It is these two realities of baptism – the affectionate intimacy and the wild acceptance of God – that make baptism and our text this morning a message for not only children but for all of us. Our text shows certain people, in this case – the disciples, thinking that other people, kids, have no place in the presence of Christ and Jesus completely disagreeing and bringing those children to his side. Jesus does this with children in our text but throughout his life this has been his practice. Beggars, lepers, tax collectors…all are told they shouldn’t bother Jesus but Jesus brings them into his arms and his life. The lame, the sick, the forgotten, the rejected, the judged, the wounded, the not-good-enoughs…any and everyone that society has said deserve no place in the lap of Christ are the exact ones that Christ brings closest to His heart.
We are all children of God. Some of us have been lost. Some of us are wandering right now. Some of us have rarely left His side. We’ve had tantrums against God. We’ve argued with Him. We’ve disobeyed. We’ve done our own thing, gone our own way, even when part of us knows that God is right and we are wrong. But that doesn’t change God’s posture. It doesn’t make Jesus turn from us. He remains before us, arms open, waiting for us to run into his embrace.
One, Two, A Twenty is a special practice for me because it represents something I can’t remember having. Isaac willingly, excitedly wants to run into my arms. “Run to Daddy,” he says. Hopefully most of you have affectionate, warm memories and relationships like that with your fathers. I don’t know what it’s like to want to run to my dad. I don’t know what it’s like to see a father’s embrace as something comforting, protective, and accepting. But I found it in the arms of my Savior. And I have made it to be one of my utmost priorities to ensure that my sons will find that comfort and acceptance and affection from me as their father. My arms will always be open to them to run into. Just as Christ opened his lap to those children in our text. Just as the family of God was opened for Cruz and Quinn and Cash and Colt and Jack next week to join the family of God. And just as God opens his arms to all of as his children – whether we are 6, 16, or 61. We have an intimate and affectionate place in the arms of our God.

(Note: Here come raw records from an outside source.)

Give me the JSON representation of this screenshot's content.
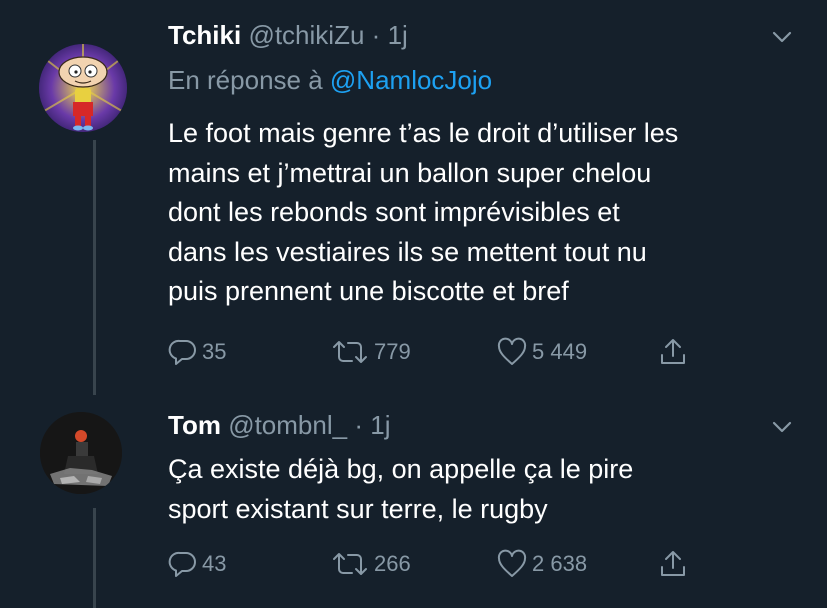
{
  "theme": {
    "background": "#15202b",
    "text": "#ffffff",
    "muted": "#8899a6",
    "link": "#1da1f2",
    "thread_line": "#38444d"
  },
  "tweets": [
    {
      "display_name": "Tchiki",
      "handle": "@tchikiZu",
      "separator": "·",
      "time": "1j",
      "reply_prefix": "En réponse à",
      "reply_mention": "@NamlocJojo",
      "text": "Le foot mais genre t’as le droit d’utiliser les\nmains et j’mettrai un ballon super chelou\ndont les rebonds sont imprévisibles et\ndans les vestiaires ils se mettent tout nu\npuis prennent une biscotte et bref",
      "replies": "35",
      "retweets": "779",
      "likes": "5 449",
      "icons": [
        "reply-icon",
        "retweet-icon",
        "like-icon",
        "share-icon",
        "chevron-down-icon"
      ]
    },
    {
      "display_name": "Tom",
      "handle": "@tombnl_",
      "separator": "·",
      "time": "1j",
      "text": "Ça existe déjà bg, on appelle ça le pire\nsport existant sur terre, le rugby",
      "replies": "43",
      "retweets": "266",
      "likes": "2 638",
      "icons": [
        "reply-icon",
        "retweet-icon",
        "like-icon",
        "share-icon",
        "chevron-down-icon"
      ]
    }
  ]
}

The task for some of us will be accepting that kind of love into our lives. Rejecting the lies we have been told and that we have told ourselves, and accepting the loving truth of God. The task for some will be committing to being a living example of God’s love not only for our children and our families but all we encounter in this life. Baptism sums up for us really the two most fundamental realities for a children of God. We are lovingly embraced by God. We are called to lovingly embrace others. Both of those realities will require moments of commitment, rededication, and practice. But it’s worth it. There is nothing in existence like running into the arms of God and being held firmly in his embrace. So let’s do it with all the enthusiasm of child. Like Isaac. One, Two, A Twenty…Run to Daddy!